◆ **What is required**
Print out the data that follows exactly, character for character, apart from the pictures.

◆ **Data for review**
=== Section Start ===
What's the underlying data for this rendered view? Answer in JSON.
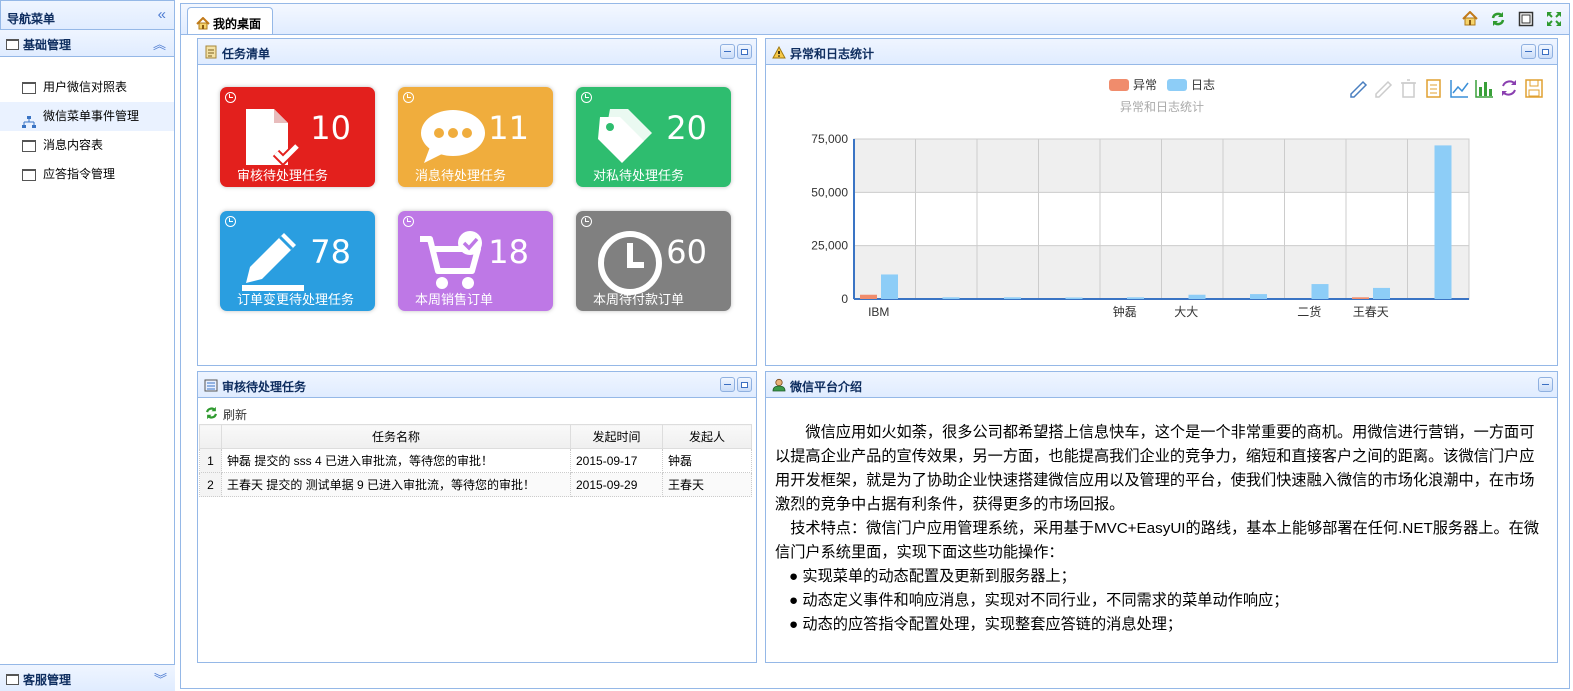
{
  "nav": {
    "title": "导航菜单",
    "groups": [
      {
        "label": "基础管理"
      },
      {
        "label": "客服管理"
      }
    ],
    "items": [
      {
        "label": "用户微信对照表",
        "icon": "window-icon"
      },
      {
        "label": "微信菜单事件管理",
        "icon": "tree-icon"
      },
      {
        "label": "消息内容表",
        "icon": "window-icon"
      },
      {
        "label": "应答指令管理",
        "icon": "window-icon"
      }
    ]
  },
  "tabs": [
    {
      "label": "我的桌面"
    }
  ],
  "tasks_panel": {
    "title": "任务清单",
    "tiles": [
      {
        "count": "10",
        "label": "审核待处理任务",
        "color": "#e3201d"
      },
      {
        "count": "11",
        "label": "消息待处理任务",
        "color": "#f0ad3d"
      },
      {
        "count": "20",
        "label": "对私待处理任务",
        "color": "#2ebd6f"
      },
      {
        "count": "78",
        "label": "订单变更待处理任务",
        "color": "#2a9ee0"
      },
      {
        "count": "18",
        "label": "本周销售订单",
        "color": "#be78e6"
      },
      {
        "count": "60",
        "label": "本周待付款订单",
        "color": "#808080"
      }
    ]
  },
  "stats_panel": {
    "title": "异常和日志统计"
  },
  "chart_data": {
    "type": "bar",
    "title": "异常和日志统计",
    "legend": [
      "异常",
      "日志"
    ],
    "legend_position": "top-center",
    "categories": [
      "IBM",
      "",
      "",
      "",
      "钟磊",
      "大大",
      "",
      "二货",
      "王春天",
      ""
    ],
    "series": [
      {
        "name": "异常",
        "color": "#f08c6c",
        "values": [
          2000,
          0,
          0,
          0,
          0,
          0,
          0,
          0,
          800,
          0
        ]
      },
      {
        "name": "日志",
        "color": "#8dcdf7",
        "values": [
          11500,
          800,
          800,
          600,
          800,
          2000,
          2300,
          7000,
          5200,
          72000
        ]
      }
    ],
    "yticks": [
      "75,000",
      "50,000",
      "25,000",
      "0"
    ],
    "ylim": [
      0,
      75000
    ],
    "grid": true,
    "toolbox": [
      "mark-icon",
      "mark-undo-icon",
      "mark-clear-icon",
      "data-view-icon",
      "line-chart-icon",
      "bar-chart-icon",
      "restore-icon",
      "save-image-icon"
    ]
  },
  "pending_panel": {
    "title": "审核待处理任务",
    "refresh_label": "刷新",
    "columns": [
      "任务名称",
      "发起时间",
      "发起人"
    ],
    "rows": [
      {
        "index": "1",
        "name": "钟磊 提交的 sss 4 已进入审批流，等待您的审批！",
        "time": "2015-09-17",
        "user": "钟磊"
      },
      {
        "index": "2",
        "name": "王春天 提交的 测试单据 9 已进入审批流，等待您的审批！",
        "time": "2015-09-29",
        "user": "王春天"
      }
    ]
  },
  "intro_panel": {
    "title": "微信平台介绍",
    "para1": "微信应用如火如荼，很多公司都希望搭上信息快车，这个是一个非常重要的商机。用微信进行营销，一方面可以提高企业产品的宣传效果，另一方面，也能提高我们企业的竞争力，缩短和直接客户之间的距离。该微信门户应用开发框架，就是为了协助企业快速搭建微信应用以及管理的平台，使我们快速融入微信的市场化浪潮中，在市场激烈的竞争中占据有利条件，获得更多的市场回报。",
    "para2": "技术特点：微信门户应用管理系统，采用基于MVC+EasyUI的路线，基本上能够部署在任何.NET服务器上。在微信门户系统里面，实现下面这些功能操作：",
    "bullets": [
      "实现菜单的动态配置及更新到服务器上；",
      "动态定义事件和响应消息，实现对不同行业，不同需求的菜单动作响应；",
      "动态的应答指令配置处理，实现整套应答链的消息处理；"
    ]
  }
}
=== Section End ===
◆ **Solution to this exercise**
What's the underlying data for this rendered view? Answer in JSON.
{
  "nav": {
    "title": "导航菜单",
    "groups": [
      {
        "label": "基础管理"
      },
      {
        "label": "客服管理"
      }
    ],
    "items": [
      {
        "label": "用户微信对照表",
        "icon": "window-icon"
      },
      {
        "label": "微信菜单事件管理",
        "icon": "tree-icon"
      },
      {
        "label": "消息内容表",
        "icon": "window-icon"
      },
      {
        "label": "应答指令管理",
        "icon": "window-icon"
      }
    ]
  },
  "tabs": [
    {
      "label": "我的桌面"
    }
  ],
  "tasks_panel": {
    "title": "任务清单",
    "tiles": [
      {
        "count": "10",
        "label": "审核待处理任务",
        "color": "#e3201d"
      },
      {
        "count": "11",
        "label": "消息待处理任务",
        "color": "#f0ad3d"
      },
      {
        "count": "20",
        "label": "对私待处理任务",
        "color": "#2ebd6f"
      },
      {
        "count": "78",
        "label": "订单变更待处理任务",
        "color": "#2a9ee0"
      },
      {
        "count": "18",
        "label": "本周销售订单",
        "color": "#be78e6"
      },
      {
        "count": "60",
        "label": "本周待付款订单",
        "color": "#808080"
      }
    ]
  },
  "stats_panel": {
    "title": "异常和日志统计"
  },
  "chart_data": {
    "type": "bar",
    "title": "异常和日志统计",
    "legend": [
      "异常",
      "日志"
    ],
    "legend_position": "top-center",
    "categories": [
      "IBM",
      "",
      "",
      "",
      "钟磊",
      "大大",
      "",
      "二货",
      "王春天",
      ""
    ],
    "series": [
      {
        "name": "异常",
        "color": "#f08c6c",
        "values": [
          2000,
          0,
          0,
          0,
          0,
          0,
          0,
          0,
          800,
          0
        ]
      },
      {
        "name": "日志",
        "color": "#8dcdf7",
        "values": [
          11500,
          800,
          800,
          600,
          800,
          2000,
          2300,
          7000,
          5200,
          72000
        ]
      }
    ],
    "yticks": [
      "75,000",
      "50,000",
      "25,000",
      "0"
    ],
    "ylim": [
      0,
      75000
    ],
    "grid": true,
    "toolbox": [
      "mark-icon",
      "mark-undo-icon",
      "mark-clear-icon",
      "data-view-icon",
      "line-chart-icon",
      "bar-chart-icon",
      "restore-icon",
      "save-image-icon"
    ]
  },
  "pending_panel": {
    "title": "审核待处理任务",
    "refresh_label": "刷新",
    "columns": [
      "任务名称",
      "发起时间",
      "发起人"
    ],
    "rows": [
      {
        "index": "1",
        "name": "钟磊 提交的 sss 4 已进入审批流，等待您的审批！",
        "time": "2015-09-17",
        "user": "钟磊"
      },
      {
        "index": "2",
        "name": "王春天 提交的 测试单据 9 已进入审批流，等待您的审批！",
        "time": "2015-09-29",
        "user": "王春天"
      }
    ]
  },
  "intro_panel": {
    "title": "微信平台介绍",
    "para1": "微信应用如火如荼，很多公司都希望搭上信息快车，这个是一个非常重要的商机。用微信进行营销，一方面可以提高企业产品的宣传效果，另一方面，也能提高我们企业的竞争力，缩短和直接客户之间的距离。该微信门户应用开发框架，就是为了协助企业快速搭建微信应用以及管理的平台，使我们快速融入微信的市场化浪潮中，在市场激烈的竞争中占据有利条件，获得更多的市场回报。",
    "para2": "技术特点：微信门户应用管理系统，采用基于MVC+EasyUI的路线，基本上能够部署在任何.NET服务器上。在微信门户系统里面，实现下面这些功能操作：",
    "bullets": [
      "实现菜单的动态配置及更新到服务器上；",
      "动态定义事件和响应消息，实现对不同行业，不同需求的菜单动作响应；",
      "动态的应答指令配置处理，实现整套应答链的消息处理；"
    ]
  }
}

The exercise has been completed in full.